August 28, 2007

By Lawrence Gu

ON AN AVERAGE DAY in China last year some US $52,328,767 was spent building or improving 890 kilometers (557 miles) of rural roadways. This construction is linking heretofore isolated communities to the national road network and is improving existing linkages.

Connecting rural towns is vital for moving goods as well as increasing accessibility for aid and tourism. According to the International Food Policy and Research Institute’s (IFPRI) report titled Road Development, Economic Growth and Poverty Reduction in China, expansion in rural roads furthers poverty relief in providing short-term relief through construction jobs, and long-term relief through increased trade and others. According to the study, “every yuan invested in rural roads generated a 1.57 yuan increase in agricultural GDP, and a 5 yuan increase in non-agricultural GDP in rural areas.” (1 yuan is equal to about US $0.13.)

The study further shows that investments in low-quality and rural roads will generate “larger marginal returns” in overall economic growth, including agriculture and urbanization.

Weng Mengyong, China's Vice Minister of Communications, expects that by the end of 2010, all townships in China will be accessible by paved roads, linking a planned 7,530 townships and 89,970 administrative villages. Currently, 184 towns and 54,000 villages in China have no access to roads, most of scattered in western China. The Ministry of Communications vows to invest 24.8 billion yuan (US $3.1 billion) in rural road construction this year.

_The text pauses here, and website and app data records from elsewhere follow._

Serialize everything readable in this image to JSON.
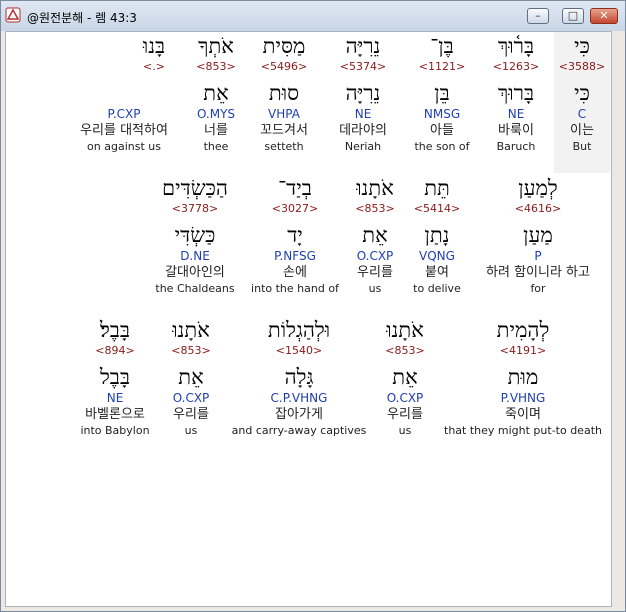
{
  "window": {
    "title": "@원전분해 - 렘 43:3",
    "buttons": {
      "minimize": "–",
      "maximize": "□",
      "close": "✕"
    }
  },
  "rows": [
    [
      {
        "heb": "כִּי",
        "strong": "<3588>",
        "lex": "כִּי",
        "morph": "C",
        "kor": "이는",
        "eng": "But",
        "selected": true
      },
      {
        "heb": "בָּר֫וּךְ",
        "strong": "<1263>",
        "lex": "בָּרוּךְ",
        "morph": "NE",
        "kor": "바룩이",
        "eng": "Baruch"
      },
      {
        "heb": "בֶּן־",
        "strong": "<1121>",
        "lex": "בֵּן",
        "morph": "NMSG",
        "kor": "아들",
        "eng": "the son of"
      },
      {
        "heb": "נֵרִיָּה",
        "strong": "<5374>",
        "lex": "נֵרִיָּה",
        "morph": "NE",
        "kor": "데라야의",
        "eng": "Neriah"
      },
      {
        "heb": "מַסִּית",
        "strong": "<5496>",
        "lex": "סוּת",
        "morph": "VHPA",
        "kor": "꼬드겨서",
        "eng": "setteth"
      },
      {
        "heb": "אֹתְךָ",
        "strong": "<853>",
        "lex": "אֵת",
        "morph": "O.MYS",
        "kor": "너를",
        "eng": "thee"
      },
      {
        "heb": "בָּנוּ",
        "strong": "<.>",
        "lex": "",
        "morph": "P.CXP",
        "kor": "우리를 대적하여",
        "eng": "on against us"
      }
    ],
    [
      {
        "heb": "לְמַעַן",
        "strong": "<4616>",
        "lex": "מַעַן",
        "morph": "P",
        "kor": "하려 함이니라 하고",
        "eng": "for"
      },
      {
        "heb": "תֵּת",
        "strong": "<5414>",
        "lex": "נָתַן",
        "morph": "VQNG",
        "kor": "붙여",
        "eng": "to delive"
      },
      {
        "heb": "אֹתָנוּ",
        "strong": "<853>",
        "lex": "אֵת",
        "morph": "O.CXP",
        "kor": "우리를",
        "eng": "us"
      },
      {
        "heb": "בְיַד־",
        "strong": "<3027>",
        "lex": "יָד",
        "morph": "P.NFSG",
        "kor": "손에",
        "eng": "into the hand of"
      },
      {
        "heb": "הַכַּשְׂדִּים",
        "strong": "<3778>",
        "lex": "כַּשְׂדִּי",
        "morph": "D.NE",
        "kor": "갈대아인의",
        "eng": "the Chaldeans"
      }
    ],
    [
      {
        "heb": "לְהָמִית",
        "strong": "<4191>",
        "lex": "מוּת",
        "morph": "P.VHNG",
        "kor": "죽이며",
        "eng": "that they might put-to death"
      },
      {
        "heb": "אֹתָנוּ",
        "strong": "<853>",
        "lex": "אֵת",
        "morph": "O.CXP",
        "kor": "우리를",
        "eng": "us"
      },
      {
        "heb": "וּלְהַגְלוֹת",
        "strong": "<1540>",
        "lex": "גָּלָה",
        "morph": "C.P.VHNG",
        "kor": "잡아가게",
        "eng": "and carry-away captives"
      },
      {
        "heb": "אֹתָנוּ",
        "strong": "<853>",
        "lex": "אֵת",
        "morph": "O.CXP",
        "kor": "우리를",
        "eng": "us"
      },
      {
        "heb": "בָּבֶל׃",
        "strong": "<894>",
        "lex": "בָּבֶל",
        "morph": "NE",
        "kor": "바벨론으로",
        "eng": "into Babylon"
      }
    ]
  ]
}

One of the biggest centers of attention is western China. Since the 1980s, large projects under the title of the “Western Development Strategy” have not only upgraded rural roads and irrigation systems, but also alleviated hunger through “food-for-work programs.”

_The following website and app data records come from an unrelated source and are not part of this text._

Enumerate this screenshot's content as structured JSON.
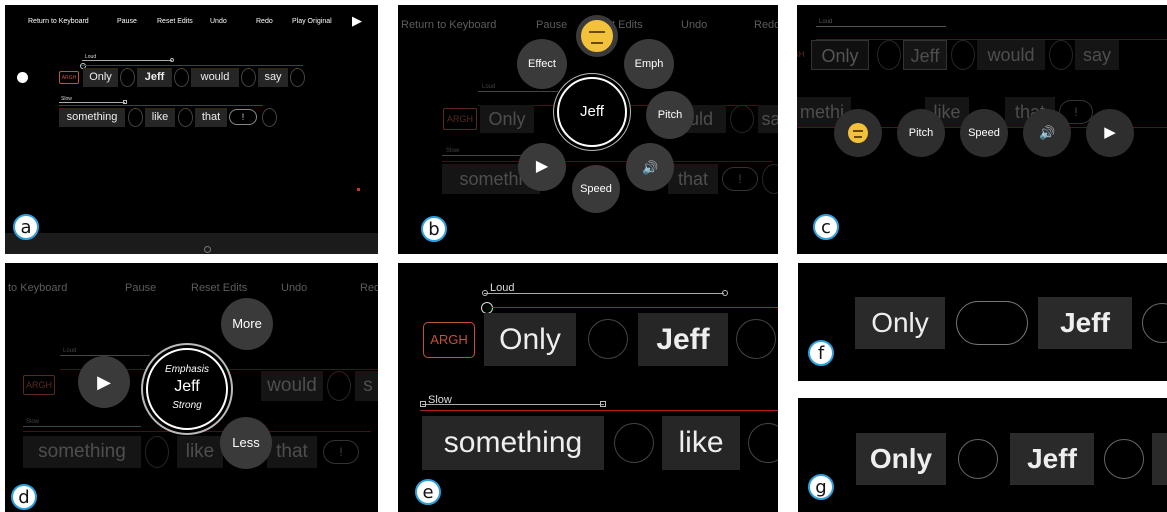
{
  "labels": {
    "a": "a",
    "b": "b",
    "c": "c",
    "d": "d",
    "e": "e",
    "f": "f",
    "g": "g"
  },
  "toolbar": {
    "return": "Return to Keyboard",
    "pause": "Pause",
    "reset": "Reset Edits",
    "undo": "Undo",
    "redo": "Redo",
    "play_original": "Play Original",
    "play_icon": "▶"
  },
  "toolbar_b": {
    "return": "Return to Keyboard",
    "pause": "Pause",
    "reset": "t Edits",
    "undo": "Undo",
    "redo": "Redo"
  },
  "toolbar_d": {
    "return": "to Keyboard",
    "pause": "Pause",
    "reset": "Reset Edits",
    "undo": "Undo",
    "redo": "Red"
  },
  "words": {
    "argh": "ARGH",
    "only": "Only",
    "jeff": "Jeff",
    "would": "would",
    "say": "say",
    "something": "something",
    "like": "like",
    "that": "that",
    "bang": "!",
    "somethi": "somethi",
    "methi": "methi",
    "uld": "uld",
    "s": "s",
    "sa": "sa"
  },
  "annotations": {
    "loud": "Loud",
    "slow": "Slow"
  },
  "radial_b": {
    "effect": "Effect",
    "emph": "Emph",
    "pitch": "Pitch",
    "speed": "Speed",
    "center": "Jeff",
    "emoji_icon": "annoyed-face-icon",
    "speaker_icon": "speaker-icon",
    "play_icon": "▶"
  },
  "radial_c": {
    "pitch": "Pitch",
    "speed": "Speed",
    "play_icon": "▶",
    "speaker_icon": "speaker-icon"
  },
  "radial_d": {
    "more": "More",
    "less": "Less",
    "title": "Emphasis",
    "word": "Jeff",
    "value": "Strong",
    "play_icon": "▶"
  },
  "colors": {
    "badge_border": "#2f9fdc",
    "emoji": "#f2c23a",
    "red_line": "#9b1b1b",
    "argh": "#c0543a"
  }
}
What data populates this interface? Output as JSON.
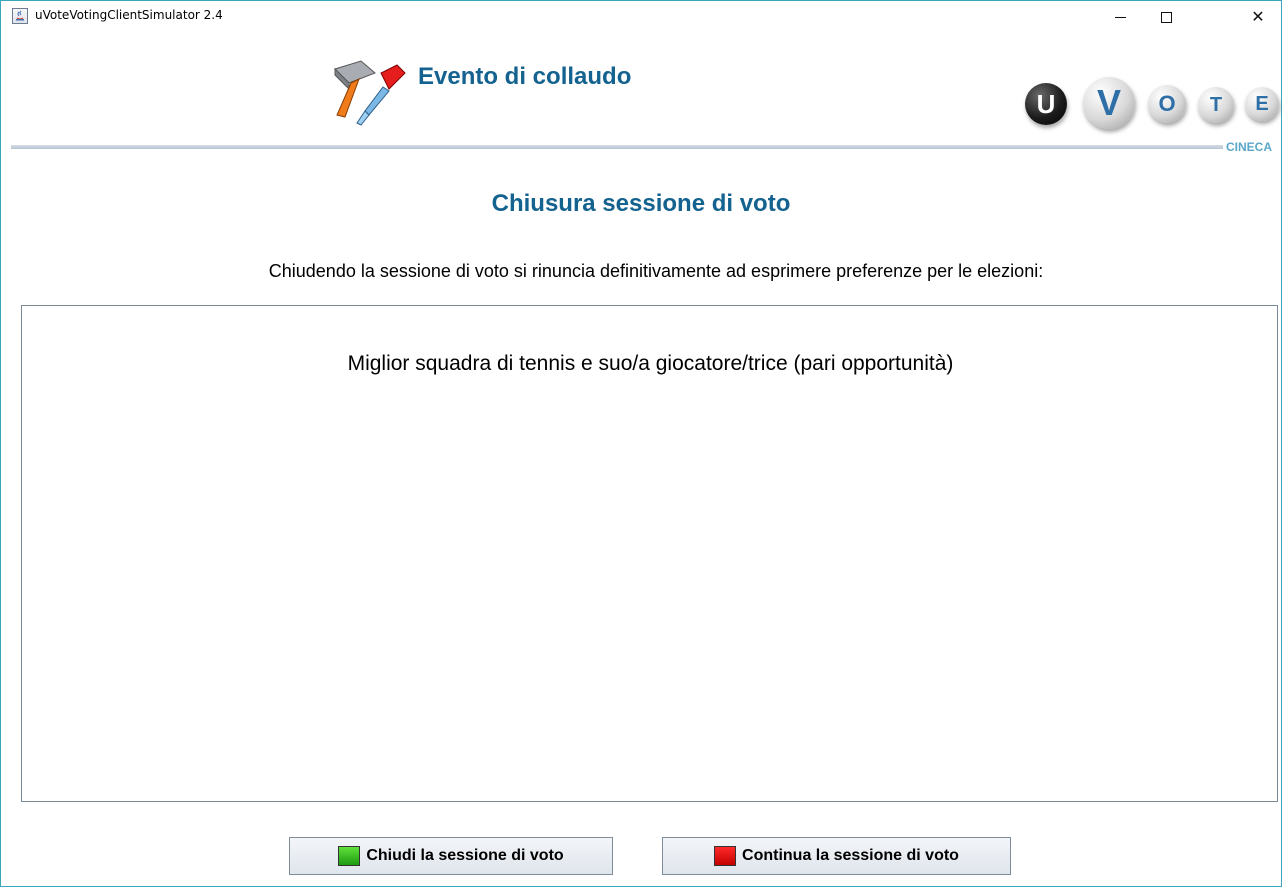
{
  "window": {
    "title": "uVoteVotingClientSimulator 2.4",
    "controls": {
      "minimize": "—",
      "maximize": "☐",
      "close": "✕"
    }
  },
  "header": {
    "event_title": "Evento di collaudo",
    "event_icon": "tools-hammer-screwdriver-icon",
    "logo": {
      "letters": [
        "U",
        "V",
        "O",
        "T",
        "E"
      ]
    },
    "brand": "CINECA"
  },
  "main": {
    "section_title": "Chiusura sessione di voto",
    "description": "Chiudendo la sessione di voto si rinuncia definitivamente ad esprimere preferenze per le elezioni:",
    "elections": [
      "Miglior squadra di tennis e suo/a giocatore/trice (pari opportunità)"
    ]
  },
  "buttons": {
    "close_session": "Chiudi la sessione di voto",
    "continue_session": "Continua la sessione di voto"
  },
  "colors": {
    "title_blue": "#14628f",
    "window_border": "#3aa6b9",
    "cineca": "#5aa7c9",
    "green_indicator": "#2fbf1d",
    "red_indicator": "#e30000"
  }
}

It is widely acknowledged China confronts two growing imbalances. One between urban and rural communities and another between the eastern and western parts of the country. As the China Development Brief has reported, officials hope rural road construction and other programs will address these disparities, but  critics “have in the past noted that the concentration of investment in large projects tends mainly to foster urban growth and development, with little trickling down to poor, rural areas.”


Fan, Shenggen and Connie Chan-Kang, Road Development, Economic Growth, and Poverty Reduction in China, Research Report 138, Washington, DC: International Food Policy Research Institute, 2005.

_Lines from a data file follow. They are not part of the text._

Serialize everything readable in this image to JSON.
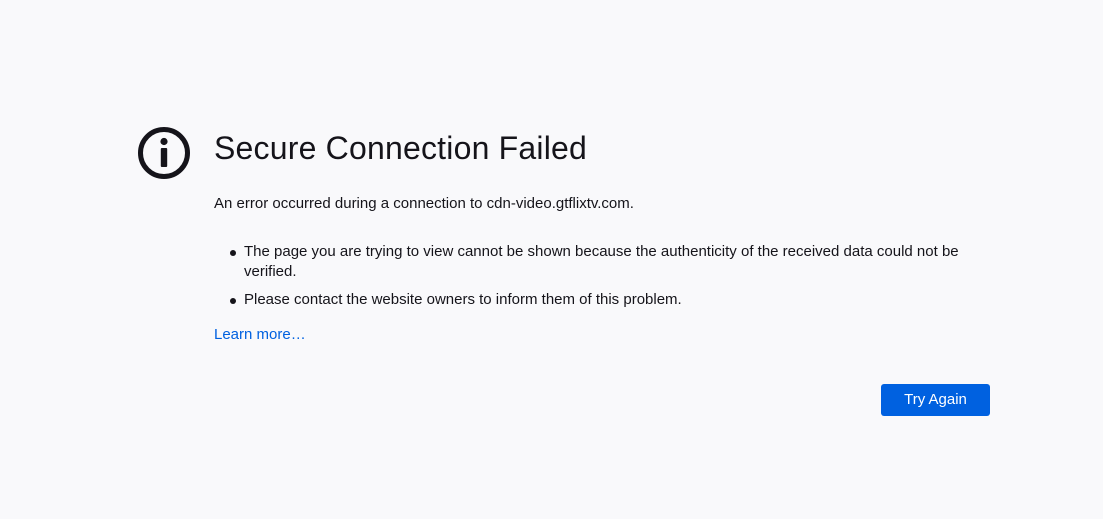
{
  "error_page": {
    "icon": "info-icon",
    "title": "Secure Connection Failed",
    "intro": "An error occurred during a connection to cdn-video.gtflixtv.com.",
    "bullets": [
      "The page you are trying to view cannot be shown because the authenticity of the received data could not be verified.",
      "Please contact the website owners to inform them of this problem."
    ],
    "learn_more": "Learn more…",
    "try_again": "Try Again"
  },
  "colors": {
    "background": "#f9f9fb",
    "text": "#15141a",
    "link": "#0061e0",
    "button": "#0061e0"
  }
}
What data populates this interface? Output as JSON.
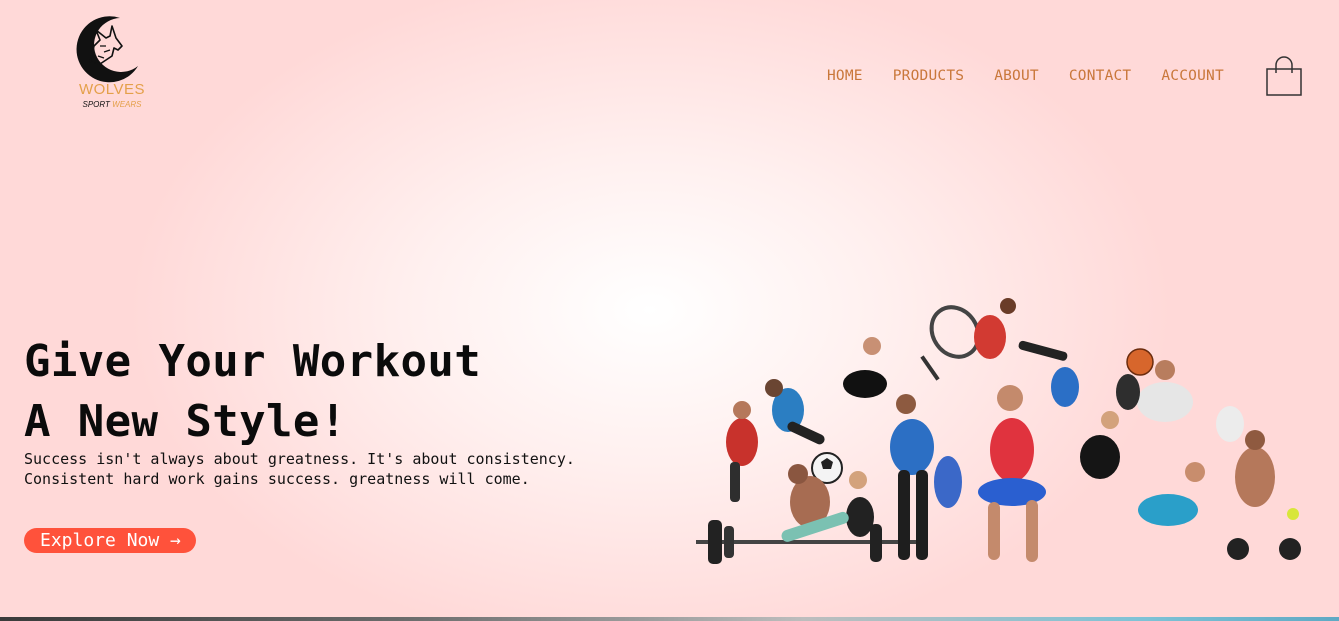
{
  "brand": {
    "name": "WOLVES",
    "tagline_part1": "SPORT",
    "tagline_part2": "WEARS",
    "accent_color": "#e4a04a",
    "logo_icon": "wolf-crescent-moon-icon"
  },
  "nav": {
    "items": [
      {
        "label": "HOME"
      },
      {
        "label": "PRODUCTS"
      },
      {
        "label": "ABOUT"
      },
      {
        "label": "CONTACT"
      },
      {
        "label": "ACCOUNT"
      }
    ],
    "link_color": "#c9773a",
    "cart_icon": "shopping-bag-icon"
  },
  "hero": {
    "title_line1": "Give Your Workout",
    "title_line2": "A New Style!",
    "text_line1": "Success isn't always about greatness. It's about consistency.",
    "text_line2": "Consistent hard work gains success. greatness will come.",
    "cta_label": "Explore Now →",
    "cta_color": "#ff523b",
    "image": "athletes-collage-image"
  }
}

Perrement, Matt, "Report calls for more rural roads to reduce poverty,“ China Development Brief, May 10, 2005.

Xinhua News Agency, “China to Build More Rural Roads,” July 28, 2007.

Xinhua News Agency, "Rural Road Construction Speeded Up," May 16, 2003.

Lawrence Gu is an intern at the USC U.S.-China Institute. Among his projects is an ongoing examination of the role of transportation in China's development.